|Feminism FOR REAL|
Feminism FOR REAL
Deconstructing the Academic Industrial Complex of Feminism
Edited by Jessica Yee
This book is SO GOOD. SO GOOD.
The only thing that kept me from giving it five stars was that, as with pretty much any anthology or short story collection, some of the pieces in Feminism for Real are stronger than others. (Maybe I should have given it five stars, but my ratings are typically a gut reaction and once I make them I don’t really like to go back and change them). There were no real duds, just some selections that didn’t speak to me so much, but overall the collection did what it said towards “deconstructing the academic industrial complex of feminism.” This book is what I was hoping for from bell hooks’ “Feminism for Everybody.” The writers are a diverse group of people, mainly Indigenous and/or Canadian. They talk about how ivory tower feminism has failed them, and how they work anti-oppression principles into their everyday lives and activism.
Editor Jessica Yee’s interview with anna Saini on sex work and feminism was one of the best pieces in the collection. Admittedly, it contained many ideas that I’d read elsewhere, but they bear repeating, especially since Saini’s perspective is not one that gets much mainstream coverage. Here’s an excerpt:
i agree that the missionary slant that feminist “saviors” of sex workers adopt is a modern form of colonialism.
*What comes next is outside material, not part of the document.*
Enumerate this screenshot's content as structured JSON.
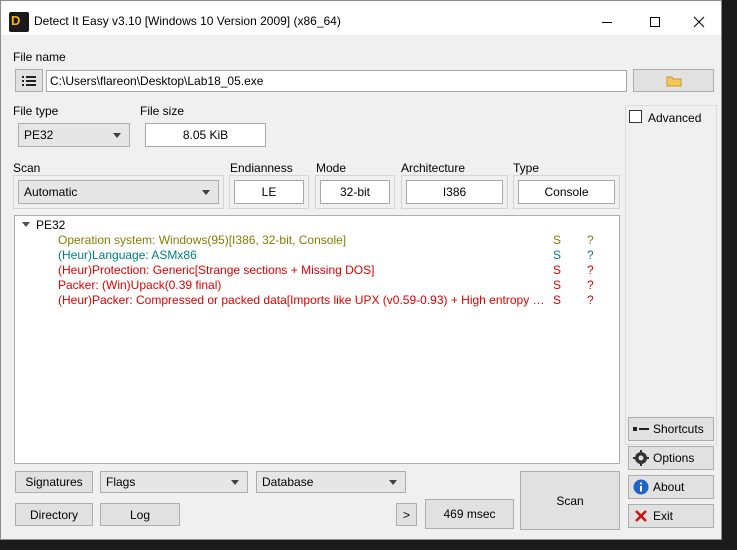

Sex workers are the contemporary Venus Hottentot for all the fascination that white feminists have with fetishizing our work…. If they really wanted to help, they would work to correct the racist, capitalistic, abelist and patriarchal power structures that force too many women into sex work, but because they have a stake in these structures they are willfully ignorant to this perspective.
And I love this:
i don’t think anyone is defined by what work they do for pay. In an ideal world, “job” is synonymous with “passion”. i can envision this world in my art and the work in those in my communities, but in the mean time we need to respect the rights of people to identify with what they love rather than how they survive financially. We need to see beyond the confines that white, capitalist, patriarchy place on our humanity.
This is so, so, spot on. Identifying people with the work they do is inherently a classist paradigm that erases the reality of so many people. It also places a premium on a person’s ability to work at all. So many people cannot enter the workforce, despite wanting and/or needing to, because they are physically or mentally disabled in some way. Is someone who can’t work less than fully human? Surely not.
Okay, I could go on and on and on about all the pieces I really liked, but this review is already being posted so much later than I wanted, so this is what you get. But read it. Seriously. Maybe I’ll post a review “part II” at a later point.
Want more like this? Try:
- Language, Culture, and Two Spirit Identity This awesome blog post is not from the anthology, but it gives a flavor of the types of pieces that are in the book.
- Feminism is for Everybody, bell hooks. I read this in the beginning of the year for A Year of Feminist Classics, and it sparked some very interesting discussions.